▶ [WHAT YOU SHOULD DO]
Reproduce every record exactly as written.
=======
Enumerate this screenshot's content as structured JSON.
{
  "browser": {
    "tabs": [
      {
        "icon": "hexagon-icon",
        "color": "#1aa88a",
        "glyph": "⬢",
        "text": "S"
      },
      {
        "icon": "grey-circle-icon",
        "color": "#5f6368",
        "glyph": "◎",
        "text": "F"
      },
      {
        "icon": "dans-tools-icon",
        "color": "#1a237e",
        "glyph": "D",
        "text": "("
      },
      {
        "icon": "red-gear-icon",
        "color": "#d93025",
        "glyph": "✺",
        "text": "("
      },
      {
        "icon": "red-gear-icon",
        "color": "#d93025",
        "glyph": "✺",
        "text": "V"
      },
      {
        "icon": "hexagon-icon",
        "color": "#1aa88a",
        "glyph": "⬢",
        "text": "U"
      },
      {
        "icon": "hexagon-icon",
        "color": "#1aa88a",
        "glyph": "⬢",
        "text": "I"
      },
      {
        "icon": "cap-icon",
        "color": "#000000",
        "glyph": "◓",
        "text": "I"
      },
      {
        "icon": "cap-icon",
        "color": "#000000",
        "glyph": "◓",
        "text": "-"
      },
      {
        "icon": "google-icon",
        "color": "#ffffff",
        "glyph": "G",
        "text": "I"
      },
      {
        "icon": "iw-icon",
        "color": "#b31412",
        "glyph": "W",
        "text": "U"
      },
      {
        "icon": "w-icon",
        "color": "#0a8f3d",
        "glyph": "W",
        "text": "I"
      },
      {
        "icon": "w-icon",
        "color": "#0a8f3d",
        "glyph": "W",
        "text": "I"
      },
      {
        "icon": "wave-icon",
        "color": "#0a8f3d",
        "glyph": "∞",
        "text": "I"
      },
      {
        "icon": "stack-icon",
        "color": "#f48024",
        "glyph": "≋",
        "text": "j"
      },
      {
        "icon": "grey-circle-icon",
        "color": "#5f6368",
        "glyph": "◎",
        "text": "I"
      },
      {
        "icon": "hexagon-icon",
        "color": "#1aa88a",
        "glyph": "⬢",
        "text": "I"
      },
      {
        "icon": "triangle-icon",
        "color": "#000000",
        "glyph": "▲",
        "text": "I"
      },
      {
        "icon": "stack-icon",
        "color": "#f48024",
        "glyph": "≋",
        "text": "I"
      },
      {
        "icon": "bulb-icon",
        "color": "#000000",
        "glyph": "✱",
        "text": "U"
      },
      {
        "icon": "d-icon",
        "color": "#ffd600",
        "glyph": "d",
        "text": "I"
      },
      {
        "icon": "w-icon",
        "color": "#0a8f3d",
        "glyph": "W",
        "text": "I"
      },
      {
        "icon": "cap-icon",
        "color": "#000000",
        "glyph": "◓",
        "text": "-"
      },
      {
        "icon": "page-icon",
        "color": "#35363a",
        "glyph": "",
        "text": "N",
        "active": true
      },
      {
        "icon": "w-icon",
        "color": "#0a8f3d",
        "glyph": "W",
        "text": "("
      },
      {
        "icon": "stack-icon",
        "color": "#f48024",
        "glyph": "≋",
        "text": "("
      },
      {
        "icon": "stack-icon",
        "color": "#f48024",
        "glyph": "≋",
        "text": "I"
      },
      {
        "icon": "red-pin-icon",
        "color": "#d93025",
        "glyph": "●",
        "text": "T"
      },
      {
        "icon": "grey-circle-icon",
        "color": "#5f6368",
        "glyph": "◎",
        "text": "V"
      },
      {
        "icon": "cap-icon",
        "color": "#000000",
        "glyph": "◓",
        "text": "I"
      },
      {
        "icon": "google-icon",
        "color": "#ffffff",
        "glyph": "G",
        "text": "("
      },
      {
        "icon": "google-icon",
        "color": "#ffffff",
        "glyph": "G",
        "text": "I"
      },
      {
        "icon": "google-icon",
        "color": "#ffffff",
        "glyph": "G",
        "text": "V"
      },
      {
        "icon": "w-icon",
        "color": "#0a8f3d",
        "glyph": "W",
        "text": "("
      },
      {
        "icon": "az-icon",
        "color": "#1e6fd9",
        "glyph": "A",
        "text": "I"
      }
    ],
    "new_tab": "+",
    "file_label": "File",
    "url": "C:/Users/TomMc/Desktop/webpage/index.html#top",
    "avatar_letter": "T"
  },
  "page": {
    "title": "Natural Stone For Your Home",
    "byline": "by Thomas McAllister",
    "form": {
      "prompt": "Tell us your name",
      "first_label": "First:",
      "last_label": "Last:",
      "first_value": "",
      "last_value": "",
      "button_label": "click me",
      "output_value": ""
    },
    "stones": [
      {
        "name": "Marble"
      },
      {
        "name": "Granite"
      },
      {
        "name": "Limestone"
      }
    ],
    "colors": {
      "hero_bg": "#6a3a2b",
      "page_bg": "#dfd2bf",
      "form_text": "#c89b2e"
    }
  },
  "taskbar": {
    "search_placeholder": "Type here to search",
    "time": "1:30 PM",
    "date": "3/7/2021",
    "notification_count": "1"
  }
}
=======
▶ [WRITTEN ANSWER]
Enumerate this screenshot's content as structured JSON.
{
  "browser": {
    "tabs": [
      {
        "icon": "hexagon-icon",
        "color": "#1aa88a",
        "glyph": "⬢",
        "text": "S"
      },
      {
        "icon": "grey-circle-icon",
        "color": "#5f6368",
        "glyph": "◎",
        "text": "F"
      },
      {
        "icon": "dans-tools-icon",
        "color": "#1a237e",
        "glyph": "D",
        "text": "("
      },
      {
        "icon": "red-gear-icon",
        "color": "#d93025",
        "glyph": "✺",
        "text": "("
      },
      {
        "icon": "red-gear-icon",
        "color": "#d93025",
        "glyph": "✺",
        "text": "V"
      },
      {
        "icon": "hexagon-icon",
        "color": "#1aa88a",
        "glyph": "⬢",
        "text": "U"
      },
      {
        "icon": "hexagon-icon",
        "color": "#1aa88a",
        "glyph": "⬢",
        "text": "I"
      },
      {
        "icon": "cap-icon",
        "color": "#000000",
        "glyph": "◓",
        "text": "I"
      },
      {
        "icon": "cap-icon",
        "color": "#000000",
        "glyph": "◓",
        "text": "-"
      },
      {
        "icon": "google-icon",
        "color": "#ffffff",
        "glyph": "G",
        "text": "I"
      },
      {
        "icon": "iw-icon",
        "color": "#b31412",
        "glyph": "W",
        "text": "U"
      },
      {
        "icon": "w-icon",
        "color": "#0a8f3d",
        "glyph": "W",
        "text": "I"
      },
      {
        "icon": "w-icon",
        "color": "#0a8f3d",
        "glyph": "W",
        "text": "I"
      },
      {
        "icon": "wave-icon",
        "color": "#0a8f3d",
        "glyph": "∞",
        "text": "I"
      },
      {
        "icon": "stack-icon",
        "color": "#f48024",
        "glyph": "≋",
        "text": "j"
      },
      {
        "icon": "grey-circle-icon",
        "color": "#5f6368",
        "glyph": "◎",
        "text": "I"
      },
      {
        "icon": "hexagon-icon",
        "color": "#1aa88a",
        "glyph": "⬢",
        "text": "I"
      },
      {
        "icon": "triangle-icon",
        "color": "#000000",
        "glyph": "▲",
        "text": "I"
      },
      {
        "icon": "stack-icon",
        "color": "#f48024",
        "glyph": "≋",
        "text": "I"
      },
      {
        "icon": "bulb-icon",
        "color": "#000000",
        "glyph": "✱",
        "text": "U"
      },
      {
        "icon": "d-icon",
        "color": "#ffd600",
        "glyph": "d",
        "text": "I"
      },
      {
        "icon": "w-icon",
        "color": "#0a8f3d",
        "glyph": "W",
        "text": "I"
      },
      {
        "icon": "cap-icon",
        "color": "#000000",
        "glyph": "◓",
        "text": "-"
      },
      {
        "icon": "page-icon",
        "color": "#35363a",
        "glyph": "",
        "text": "N",
        "active": true
      },
      {
        "icon": "w-icon",
        "color": "#0a8f3d",
        "glyph": "W",
        "text": "("
      },
      {
        "icon": "stack-icon",
        "color": "#f48024",
        "glyph": "≋",
        "text": "("
      },
      {
        "icon": "stack-icon",
        "color": "#f48024",
        "glyph": "≋",
        "text": "I"
      },
      {
        "icon": "red-pin-icon",
        "color": "#d93025",
        "glyph": "●",
        "text": "T"
      },
      {
        "icon": "grey-circle-icon",
        "color": "#5f6368",
        "glyph": "◎",
        "text": "V"
      },
      {
        "icon": "cap-icon",
        "color": "#000000",
        "glyph": "◓",
        "text": "I"
      },
      {
        "icon": "google-icon",
        "color": "#ffffff",
        "glyph": "G",
        "text": "("
      },
      {
        "icon": "google-icon",
        "color": "#ffffff",
        "glyph": "G",
        "text": "I"
      },
      {
        "icon": "google-icon",
        "color": "#ffffff",
        "glyph": "G",
        "text": "V"
      },
      {
        "icon": "w-icon",
        "color": "#0a8f3d",
        "glyph": "W",
        "text": "("
      },
      {
        "icon": "az-icon",
        "color": "#1e6fd9",
        "glyph": "A",
        "text": "I"
      }
    ],
    "new_tab": "+",
    "file_label": "File",
    "url": "C:/Users/TomMc/Desktop/webpage/index.html#top",
    "avatar_letter": "T"
  },
  "page": {
    "title": "Natural Stone For Your Home",
    "byline": "by Thomas McAllister",
    "form": {
      "prompt": "Tell us your name",
      "first_label": "First:",
      "last_label": "Last:",
      "first_value": "",
      "last_value": "",
      "button_label": "click me",
      "output_value": ""
    },
    "stones": [
      {
        "name": "Marble"
      },
      {
        "name": "Granite"
      },
      {
        "name": "Limestone"
      }
    ],
    "colors": {
      "hero_bg": "#6a3a2b",
      "page_bg": "#dfd2bf",
      "form_text": "#c89b2e"
    }
  },
  "taskbar": {
    "search_placeholder": "Type here to search",
    "time": "1:30 PM",
    "date": "3/7/2021",
    "notification_count": "1"
  }
}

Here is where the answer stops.